-Absolutely and now it's kind of integrated, so you can search the web.
You can also search your file.
All that stuff is really kind of populated and they also pulled SkyDrive and people can now add more Bing features to their apps.
They said that they can do that before but they've kind of made some changes where you can pull things like 3D maps and Wikipedia articles, all sorts of things from their search index.
-They demo'd voice search.
-They kind of have this thing where Apple thinks about Siri as their own little voice so
they kind of pitch this thing more where the utility was inside the app.
So it didn't really matter what you're in.
You could tweak things to be more kind of conversational and useful.
-Any parts of the keynote that surprised you?
-They gave away some really expensive hardware, so--
-They gave developers Acer Iconia tablet which was you know got a lot of--
People were not expecting it.

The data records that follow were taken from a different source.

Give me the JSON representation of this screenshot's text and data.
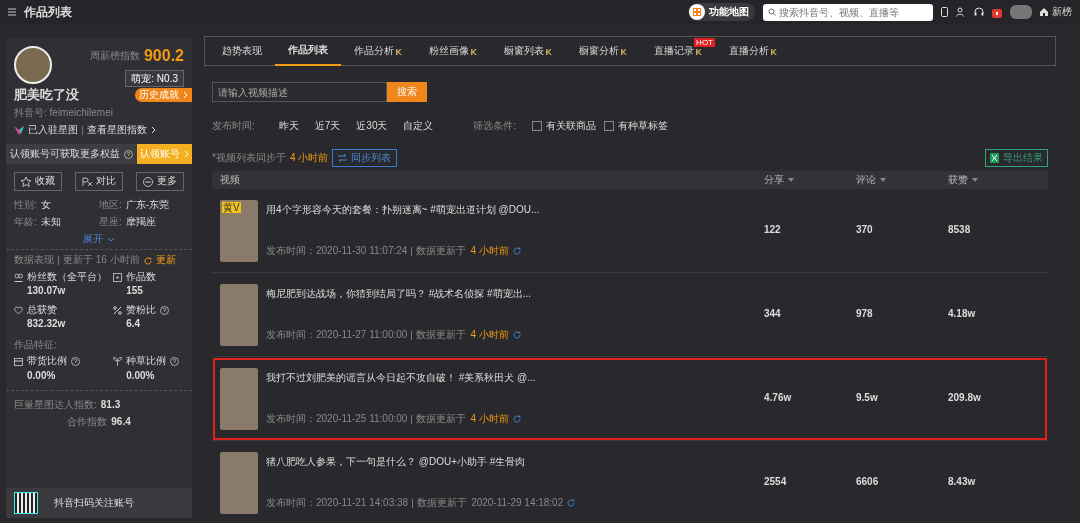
{
  "topbar": {
    "title": "作品列表",
    "map_button": "功能地图",
    "search": {
      "placeholder": "搜索抖音号、视频、直播等"
    },
    "home_label": "新榜"
  },
  "profile": {
    "index_label": "周新榜指数",
    "index_value": "900.2",
    "rank": "萌宠: N0.3",
    "name": "肥美吃了没",
    "history_button": "历史成就",
    "account_id": "抖音号: feimeichilemei",
    "star_joined": "已入驻星图",
    "star_link": "查看星图指数",
    "claim_text": "认领账号可获取更多权益",
    "claim_button": "认领账号",
    "actions": [
      "收藏",
      "对比",
      "更多"
    ],
    "info": [
      {
        "label": "性别:",
        "value": "女"
      },
      {
        "label": "地区:",
        "value": "广东-东莞"
      },
      {
        "label": "年龄:",
        "value": "未知"
      },
      {
        "label": "星座:",
        "value": "摩羯座"
      }
    ],
    "expand": "展开",
    "data_title": "数据表现",
    "data_updated": "更新于 16 小时前",
    "refresh": "更新",
    "stats": [
      {
        "label": "粉丝数（全平台）",
        "value": "130.07w"
      },
      {
        "label": "作品数",
        "value": "155"
      },
      {
        "label": "总获赞",
        "value": "832.32w"
      },
      {
        "label": "赞粉比",
        "value": "6.4",
        "help": true
      }
    ],
    "features_title": "作品特征:",
    "features": [
      {
        "label": "带货比例",
        "value": "0.00%",
        "help": true
      },
      {
        "label": "种草比例",
        "value": "0.00%",
        "help": true
      }
    ],
    "star_index_label": "巨量星图达人指数:",
    "star_index_value": "81.3",
    "coop_label": "合作指数",
    "coop_value": "96.4",
    "qr_text": "抖音扫码关注账号"
  },
  "tabs": [
    {
      "label": "趋势表现",
      "selected": false,
      "vip": false,
      "hot": false
    },
    {
      "label": "作品列表",
      "selected": true,
      "vip": false,
      "hot": false
    },
    {
      "label": "作品分析",
      "selected": false,
      "vip": true,
      "hot": false
    },
    {
      "label": "粉丝画像",
      "selected": false,
      "vip": true,
      "hot": false
    },
    {
      "label": "橱窗列表",
      "selected": false,
      "vip": true,
      "hot": false
    },
    {
      "label": "橱窗分析",
      "selected": false,
      "vip": true,
      "hot": false
    },
    {
      "label": "直播记录",
      "selected": false,
      "vip": true,
      "hot": true,
      "hot_label": "HOT"
    },
    {
      "label": "直播分析",
      "selected": false,
      "vip": true,
      "hot": false
    }
  ],
  "search": {
    "placeholder": "请输入视频描述",
    "button": "搜索"
  },
  "time_filter": {
    "label": "发布时间:",
    "options": [
      "昨天",
      "近7天",
      "近30天",
      "自定义"
    ]
  },
  "conditions": {
    "label": "筛选条件:",
    "items": [
      {
        "label": "有关联商品",
        "checked": false
      },
      {
        "label": "有种草标签",
        "checked": false
      }
    ]
  },
  "sync": {
    "text": "*视频列表同步于",
    "time": "4 小时前",
    "button": "同步列表"
  },
  "export_button": "导出结果",
  "table": {
    "columns": [
      {
        "label": "视频",
        "sortable": false
      },
      {
        "label": "分享",
        "sortable": true
      },
      {
        "label": "评论",
        "sortable": true
      },
      {
        "label": "获赞",
        "sortable": true
      }
    ],
    "rows": [
      {
        "title": "用4个字形容今天的套餐：扑朔迷离~ #萌宠出道计划 @DOU...",
        "badge": "黄V",
        "published": "发布时间：2020-11-30 11:07:24",
        "updated_label": "数据更新于",
        "updated": "4 小时前",
        "recent": true,
        "share": "122",
        "comments": "370",
        "likes": "8538",
        "highlighted": false
      },
      {
        "title": "梅尼肥到达战场，你猜到结局了吗？ #战术名侦探 #萌宠出...",
        "published": "发布时间：2020-11-27 11:00:00",
        "updated_label": "数据更新于",
        "updated": "4 小时前",
        "recent": true,
        "share": "344",
        "comments": "978",
        "likes": "4.18w",
        "highlighted": false
      },
      {
        "title": "我打不过刘肥美的谣言从今日起不攻自破！ #美系秋田犬 @...",
        "published": "发布时间：2020-11-25 11:00:00",
        "updated_label": "数据更新于",
        "updated": "4 小时前",
        "recent": true,
        "share": "4.76w",
        "comments": "9.5w",
        "likes": "209.8w",
        "highlighted": true
      },
      {
        "title": "猪八肥吃人参果，下一句是什么？ @DOU+小助手 #生骨肉",
        "published": "发布时间：2020-11-21 14:03:38",
        "updated_label": "数据更新于",
        "updated": "2020-11-29 14:18:02",
        "recent": false,
        "share": "2554",
        "comments": "6606",
        "likes": "8.43w",
        "highlighted": false
      }
    ]
  }
}
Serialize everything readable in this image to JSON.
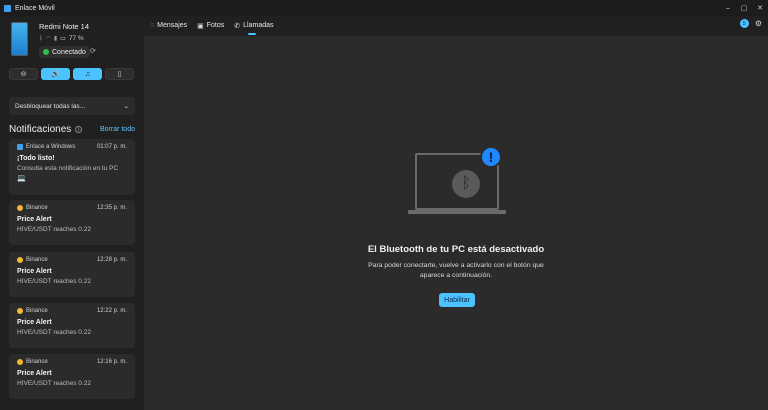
{
  "window": {
    "title": "Enlace Móvil",
    "controls": [
      "–",
      "▢",
      "✕"
    ]
  },
  "device": {
    "name": "Redmi Note 14",
    "battery": "77 %",
    "status": "Conectado"
  },
  "quick_actions": [
    {
      "icon": "dnd-icon",
      "glyph": "⊖",
      "active": false
    },
    {
      "icon": "volume-icon",
      "glyph": "🔊",
      "active": true
    },
    {
      "icon": "music-icon",
      "glyph": "♫",
      "active": true
    },
    {
      "icon": "battery-saver-icon",
      "glyph": "▯",
      "active": false
    }
  ],
  "sidebar": {
    "dropdown_label": "Desbloquear todas las..."
  },
  "notifications": {
    "title": "Notificaciones",
    "clear_label": "Borrar todo",
    "items": [
      {
        "app": "Enlace a Windows",
        "time": "01:07 p. m.",
        "title": "¡Todo listo!",
        "body": "Consulta esta notificación en tu PC",
        "extra": "💻"
      },
      {
        "app": "Binance",
        "time": "12:35 p. m.",
        "title": "Price Alert",
        "body": "HIVE/USDT reaches 0.22"
      },
      {
        "app": "Binance",
        "time": "12:28 p. m.",
        "title": "Price Alert",
        "body": "HIVE/USDT reaches 0.22"
      },
      {
        "app": "Binance",
        "time": "12:22 p. m.",
        "title": "Price Alert",
        "body": "HIVE/USDT reaches 0.22"
      },
      {
        "app": "Binance",
        "time": "12:16 p. m.",
        "title": "Price Alert",
        "body": "HIVE/USDT reaches 0.22"
      }
    ]
  },
  "tabs": [
    {
      "label": "Mensajes",
      "icon": "chat-icon"
    },
    {
      "label": "Fotos",
      "icon": "photos-icon"
    },
    {
      "label": "Llamadas",
      "icon": "phone-icon"
    }
  ],
  "header": {
    "notification_count": "5"
  },
  "main": {
    "title": "El Bluetooth de tu PC está desactivado",
    "body": "Para poder conectarte, vuelve a activarlo con el botón que aparece a continuación.",
    "button": "Habilitar"
  },
  "colors": {
    "accent": "#4cc2ff",
    "alert": "#1f88ff",
    "connected": "#2fbf4f"
  }
}
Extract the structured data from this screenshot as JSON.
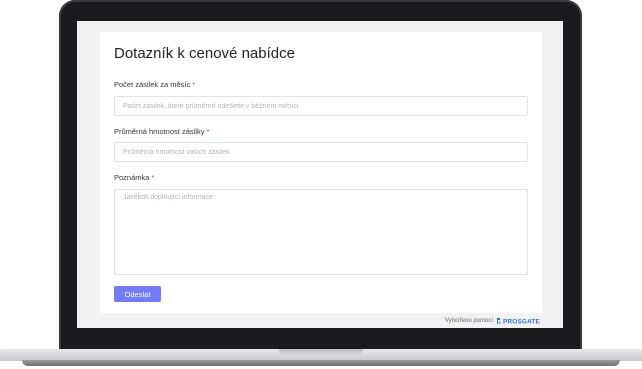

It's a very new device and then later on, they kind of brought back out a Surface Pro and everyone is like okay, whatever, Surface Pro, it's
old news and they're like everybody gets one.
It was totally Oprah moment.
-It was an Oprah moment.
You get a Surface, you get a Surface.
Is this something that they've done in the past where they kind of taking a page out of Google's book because they tend to give away a lot of hardware to their developer conferences.
-I would say 2 devices is definitely a lot especially when you think of some of the convergence possibly.
I mean both these are really good tablets and touch devices that work with keyboards.
So it's kind of surprising they would just kind of push both those things instead of giving like a phone and maybe a tablet or something.
That's what Google tends to do.
But I think they really want developers to like have as much Windows 8 action as they can to really tweak their apps.
So I think doubling down and giving them 2 is kind of like not so subtle like get working on apps.
They wanna see more apps in the App Store.
Josh, thanks so much.
-For Inside Scoop, I'm Sumi Das.
Thanks for watching.